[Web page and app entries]
*-*-*

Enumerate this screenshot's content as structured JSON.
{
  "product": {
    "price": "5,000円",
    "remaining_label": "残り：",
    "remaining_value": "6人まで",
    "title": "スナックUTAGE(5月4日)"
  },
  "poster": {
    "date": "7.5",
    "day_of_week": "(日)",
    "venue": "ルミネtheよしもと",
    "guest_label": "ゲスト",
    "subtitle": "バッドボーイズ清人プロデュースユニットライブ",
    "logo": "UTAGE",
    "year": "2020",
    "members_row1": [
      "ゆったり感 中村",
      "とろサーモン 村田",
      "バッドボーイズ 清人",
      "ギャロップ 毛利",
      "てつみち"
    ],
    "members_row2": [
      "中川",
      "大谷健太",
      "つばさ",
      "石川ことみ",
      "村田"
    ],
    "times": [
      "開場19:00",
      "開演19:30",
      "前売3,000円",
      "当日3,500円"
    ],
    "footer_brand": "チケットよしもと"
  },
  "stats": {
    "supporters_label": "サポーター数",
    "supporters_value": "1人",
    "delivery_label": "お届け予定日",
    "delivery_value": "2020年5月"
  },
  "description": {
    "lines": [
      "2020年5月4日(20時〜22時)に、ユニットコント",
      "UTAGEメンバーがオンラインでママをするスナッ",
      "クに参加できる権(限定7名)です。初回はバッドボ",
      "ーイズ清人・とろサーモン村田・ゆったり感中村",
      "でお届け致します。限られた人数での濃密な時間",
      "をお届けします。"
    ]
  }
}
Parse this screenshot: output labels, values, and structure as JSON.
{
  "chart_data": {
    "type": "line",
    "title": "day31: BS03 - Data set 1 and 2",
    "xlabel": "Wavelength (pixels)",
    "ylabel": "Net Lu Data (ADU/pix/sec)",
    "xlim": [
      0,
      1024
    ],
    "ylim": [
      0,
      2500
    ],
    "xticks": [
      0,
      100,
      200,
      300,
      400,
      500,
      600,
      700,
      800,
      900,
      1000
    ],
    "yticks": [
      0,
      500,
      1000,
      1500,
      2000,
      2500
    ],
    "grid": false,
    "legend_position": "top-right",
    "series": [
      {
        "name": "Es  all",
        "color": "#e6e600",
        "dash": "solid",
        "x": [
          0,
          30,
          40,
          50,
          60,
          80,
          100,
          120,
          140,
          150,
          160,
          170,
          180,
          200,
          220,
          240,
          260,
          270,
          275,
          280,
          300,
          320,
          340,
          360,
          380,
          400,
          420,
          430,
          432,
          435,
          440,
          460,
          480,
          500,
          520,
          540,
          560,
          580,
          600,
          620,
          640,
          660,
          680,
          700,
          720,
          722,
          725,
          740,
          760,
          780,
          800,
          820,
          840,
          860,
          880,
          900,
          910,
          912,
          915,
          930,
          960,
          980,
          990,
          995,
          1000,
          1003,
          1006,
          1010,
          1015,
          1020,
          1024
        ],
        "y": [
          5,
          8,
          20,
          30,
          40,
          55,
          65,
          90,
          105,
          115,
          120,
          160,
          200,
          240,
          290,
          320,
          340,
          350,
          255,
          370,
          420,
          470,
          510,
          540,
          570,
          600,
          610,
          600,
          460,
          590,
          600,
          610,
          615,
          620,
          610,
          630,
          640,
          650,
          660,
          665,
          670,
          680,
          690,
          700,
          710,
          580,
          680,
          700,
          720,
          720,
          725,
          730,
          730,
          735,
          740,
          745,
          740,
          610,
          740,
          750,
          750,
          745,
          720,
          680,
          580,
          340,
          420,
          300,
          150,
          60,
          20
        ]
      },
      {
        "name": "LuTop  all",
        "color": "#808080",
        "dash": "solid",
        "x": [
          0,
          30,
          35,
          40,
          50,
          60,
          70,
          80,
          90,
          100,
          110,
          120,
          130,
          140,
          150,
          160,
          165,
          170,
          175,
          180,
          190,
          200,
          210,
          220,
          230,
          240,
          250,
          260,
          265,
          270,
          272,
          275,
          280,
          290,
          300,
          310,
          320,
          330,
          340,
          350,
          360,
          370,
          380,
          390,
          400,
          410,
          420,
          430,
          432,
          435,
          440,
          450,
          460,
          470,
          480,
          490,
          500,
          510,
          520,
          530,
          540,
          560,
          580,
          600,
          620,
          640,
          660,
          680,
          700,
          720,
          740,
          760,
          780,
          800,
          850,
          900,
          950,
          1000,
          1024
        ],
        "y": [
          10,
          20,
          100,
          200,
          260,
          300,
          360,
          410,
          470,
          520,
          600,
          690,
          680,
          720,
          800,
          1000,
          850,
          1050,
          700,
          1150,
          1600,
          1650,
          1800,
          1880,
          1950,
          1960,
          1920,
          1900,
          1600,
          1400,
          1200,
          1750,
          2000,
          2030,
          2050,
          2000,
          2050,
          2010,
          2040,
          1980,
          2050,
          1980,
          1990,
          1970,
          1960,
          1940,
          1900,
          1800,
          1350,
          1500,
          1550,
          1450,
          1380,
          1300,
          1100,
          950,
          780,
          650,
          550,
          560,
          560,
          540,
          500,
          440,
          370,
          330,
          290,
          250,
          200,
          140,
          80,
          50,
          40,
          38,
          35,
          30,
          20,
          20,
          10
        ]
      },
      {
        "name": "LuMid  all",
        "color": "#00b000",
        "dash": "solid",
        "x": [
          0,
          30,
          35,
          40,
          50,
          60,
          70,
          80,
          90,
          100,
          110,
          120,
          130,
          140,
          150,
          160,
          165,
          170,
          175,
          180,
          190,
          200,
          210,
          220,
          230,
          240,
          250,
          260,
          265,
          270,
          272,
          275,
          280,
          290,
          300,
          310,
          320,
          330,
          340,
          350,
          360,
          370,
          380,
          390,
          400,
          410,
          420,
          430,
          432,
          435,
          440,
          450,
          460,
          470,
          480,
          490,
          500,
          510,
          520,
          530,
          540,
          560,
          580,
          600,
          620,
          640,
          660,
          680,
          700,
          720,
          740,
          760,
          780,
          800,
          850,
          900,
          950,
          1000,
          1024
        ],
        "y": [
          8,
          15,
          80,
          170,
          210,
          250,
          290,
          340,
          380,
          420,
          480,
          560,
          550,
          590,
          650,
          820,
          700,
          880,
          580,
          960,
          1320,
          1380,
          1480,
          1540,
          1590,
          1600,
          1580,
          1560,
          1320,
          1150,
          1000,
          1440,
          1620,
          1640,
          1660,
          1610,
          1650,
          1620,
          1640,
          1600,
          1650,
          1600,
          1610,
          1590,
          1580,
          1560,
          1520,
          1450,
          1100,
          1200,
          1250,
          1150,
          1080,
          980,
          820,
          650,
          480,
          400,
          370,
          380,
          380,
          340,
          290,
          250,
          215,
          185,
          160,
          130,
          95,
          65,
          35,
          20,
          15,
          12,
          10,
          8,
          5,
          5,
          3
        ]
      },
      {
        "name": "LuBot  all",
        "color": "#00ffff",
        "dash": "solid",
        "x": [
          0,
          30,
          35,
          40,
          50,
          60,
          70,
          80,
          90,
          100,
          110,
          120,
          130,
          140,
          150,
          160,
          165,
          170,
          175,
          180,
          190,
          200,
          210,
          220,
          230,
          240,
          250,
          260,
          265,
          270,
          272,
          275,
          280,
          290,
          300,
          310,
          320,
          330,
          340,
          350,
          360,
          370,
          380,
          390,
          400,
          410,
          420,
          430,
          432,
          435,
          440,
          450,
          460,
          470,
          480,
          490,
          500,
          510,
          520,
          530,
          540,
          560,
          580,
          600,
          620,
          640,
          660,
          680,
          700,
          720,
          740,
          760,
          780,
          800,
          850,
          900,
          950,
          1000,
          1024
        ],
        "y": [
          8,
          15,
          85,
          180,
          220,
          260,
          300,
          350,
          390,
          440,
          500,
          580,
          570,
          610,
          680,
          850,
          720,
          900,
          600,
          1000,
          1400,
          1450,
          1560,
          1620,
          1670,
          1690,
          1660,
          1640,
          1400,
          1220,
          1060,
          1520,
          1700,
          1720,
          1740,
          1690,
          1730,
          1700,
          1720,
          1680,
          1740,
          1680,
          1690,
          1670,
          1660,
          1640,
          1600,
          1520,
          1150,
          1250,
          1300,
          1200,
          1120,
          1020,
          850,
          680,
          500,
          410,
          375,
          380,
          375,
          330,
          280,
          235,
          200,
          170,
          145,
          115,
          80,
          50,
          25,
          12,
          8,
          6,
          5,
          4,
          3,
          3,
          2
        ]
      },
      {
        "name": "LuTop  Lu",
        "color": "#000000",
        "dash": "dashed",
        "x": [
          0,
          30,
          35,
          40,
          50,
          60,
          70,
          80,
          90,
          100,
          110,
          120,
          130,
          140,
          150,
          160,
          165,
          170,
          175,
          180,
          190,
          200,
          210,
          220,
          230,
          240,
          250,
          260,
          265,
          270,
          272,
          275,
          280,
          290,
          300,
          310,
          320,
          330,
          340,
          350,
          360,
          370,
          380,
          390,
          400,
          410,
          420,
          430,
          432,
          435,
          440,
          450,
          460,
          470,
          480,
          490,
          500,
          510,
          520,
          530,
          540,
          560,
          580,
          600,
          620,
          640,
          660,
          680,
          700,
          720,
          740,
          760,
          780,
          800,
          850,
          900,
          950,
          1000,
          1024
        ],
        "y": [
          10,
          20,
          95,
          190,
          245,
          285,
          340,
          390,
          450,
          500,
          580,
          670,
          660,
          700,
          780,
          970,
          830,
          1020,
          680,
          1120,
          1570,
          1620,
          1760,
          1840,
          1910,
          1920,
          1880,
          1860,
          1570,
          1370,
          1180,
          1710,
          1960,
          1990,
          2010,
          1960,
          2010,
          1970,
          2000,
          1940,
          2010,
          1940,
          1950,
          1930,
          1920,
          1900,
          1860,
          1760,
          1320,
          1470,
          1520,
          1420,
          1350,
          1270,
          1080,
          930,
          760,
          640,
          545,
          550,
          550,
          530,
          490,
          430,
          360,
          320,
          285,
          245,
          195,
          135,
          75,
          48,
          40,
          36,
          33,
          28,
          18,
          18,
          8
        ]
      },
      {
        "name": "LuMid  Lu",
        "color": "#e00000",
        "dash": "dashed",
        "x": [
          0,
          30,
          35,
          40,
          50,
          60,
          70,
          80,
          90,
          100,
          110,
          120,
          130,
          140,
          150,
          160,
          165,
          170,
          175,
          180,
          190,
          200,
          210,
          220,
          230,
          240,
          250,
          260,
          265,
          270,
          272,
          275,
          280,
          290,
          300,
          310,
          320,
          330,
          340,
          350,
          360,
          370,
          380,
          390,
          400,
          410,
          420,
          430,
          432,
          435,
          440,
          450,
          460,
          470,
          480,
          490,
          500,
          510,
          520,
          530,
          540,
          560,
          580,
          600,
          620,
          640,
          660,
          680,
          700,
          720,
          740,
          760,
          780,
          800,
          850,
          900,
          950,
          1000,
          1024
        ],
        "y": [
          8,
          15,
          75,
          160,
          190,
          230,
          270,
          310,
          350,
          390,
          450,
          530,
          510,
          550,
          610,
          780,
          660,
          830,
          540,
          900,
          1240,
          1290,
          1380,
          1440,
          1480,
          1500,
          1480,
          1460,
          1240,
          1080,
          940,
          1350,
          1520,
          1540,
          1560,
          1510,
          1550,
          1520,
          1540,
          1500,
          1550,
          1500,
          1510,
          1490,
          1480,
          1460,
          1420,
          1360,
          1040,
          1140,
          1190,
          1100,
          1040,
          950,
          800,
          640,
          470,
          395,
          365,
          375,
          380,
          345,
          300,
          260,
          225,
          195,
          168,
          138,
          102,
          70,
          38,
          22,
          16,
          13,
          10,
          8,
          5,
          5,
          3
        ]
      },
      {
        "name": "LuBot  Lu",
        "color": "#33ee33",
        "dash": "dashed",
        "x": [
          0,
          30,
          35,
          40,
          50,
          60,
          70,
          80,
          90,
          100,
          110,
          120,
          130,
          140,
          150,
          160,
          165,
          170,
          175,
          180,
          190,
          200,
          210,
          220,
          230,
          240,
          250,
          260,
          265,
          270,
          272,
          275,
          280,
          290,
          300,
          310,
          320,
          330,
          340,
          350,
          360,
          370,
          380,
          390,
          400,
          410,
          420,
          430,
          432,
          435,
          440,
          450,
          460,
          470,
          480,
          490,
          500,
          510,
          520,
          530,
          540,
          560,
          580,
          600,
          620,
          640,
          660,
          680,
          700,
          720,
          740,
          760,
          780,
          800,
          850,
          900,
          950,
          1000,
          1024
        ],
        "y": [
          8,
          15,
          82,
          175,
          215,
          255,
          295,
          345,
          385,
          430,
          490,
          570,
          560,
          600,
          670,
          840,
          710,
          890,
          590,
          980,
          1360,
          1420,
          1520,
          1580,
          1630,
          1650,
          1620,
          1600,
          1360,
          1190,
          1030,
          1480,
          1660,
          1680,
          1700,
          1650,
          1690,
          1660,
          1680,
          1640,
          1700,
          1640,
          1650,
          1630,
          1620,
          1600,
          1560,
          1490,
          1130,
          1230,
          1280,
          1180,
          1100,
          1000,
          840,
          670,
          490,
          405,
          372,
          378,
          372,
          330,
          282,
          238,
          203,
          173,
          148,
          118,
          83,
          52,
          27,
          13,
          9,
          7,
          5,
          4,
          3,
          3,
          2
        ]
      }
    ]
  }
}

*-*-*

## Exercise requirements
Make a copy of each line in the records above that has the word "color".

## Response
        "color": "#e6e600",
        "color": "#808080",
        "color": "#00b000",
        "color": "#00ffff",
        "color": "#000000",
        "color": "#e00000",
        "color": "#33ee33",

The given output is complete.